Entries from a dataset of interfaces
=-=-=

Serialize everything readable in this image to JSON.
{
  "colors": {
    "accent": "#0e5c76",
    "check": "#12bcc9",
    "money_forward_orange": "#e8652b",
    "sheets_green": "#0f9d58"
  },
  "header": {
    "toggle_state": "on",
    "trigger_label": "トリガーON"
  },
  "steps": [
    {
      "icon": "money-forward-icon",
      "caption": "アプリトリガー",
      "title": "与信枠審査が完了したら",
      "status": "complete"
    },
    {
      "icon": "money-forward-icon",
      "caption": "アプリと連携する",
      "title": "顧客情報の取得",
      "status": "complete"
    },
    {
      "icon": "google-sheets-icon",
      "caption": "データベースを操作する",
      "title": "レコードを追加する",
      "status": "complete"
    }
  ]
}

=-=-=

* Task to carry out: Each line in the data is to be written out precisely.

* Answer section:
Serialize everything readable in this image to JSON.
{
  "colors": {
    "accent": "#0e5c76",
    "check": "#12bcc9",
    "money_forward_orange": "#e8652b",
    "sheets_green": "#0f9d58"
  },
  "header": {
    "toggle_state": "on",
    "trigger_label": "トリガーON"
  },
  "steps": [
    {
      "icon": "money-forward-icon",
      "caption": "アプリトリガー",
      "title": "与信枠審査が完了したら",
      "status": "complete"
    },
    {
      "icon": "money-forward-icon",
      "caption": "アプリと連携する",
      "title": "顧客情報の取得",
      "status": "complete"
    },
    {
      "icon": "google-sheets-icon",
      "caption": "データベースを操作する",
      "title": "レコードを追加する",
      "status": "complete"
    }
  ]
}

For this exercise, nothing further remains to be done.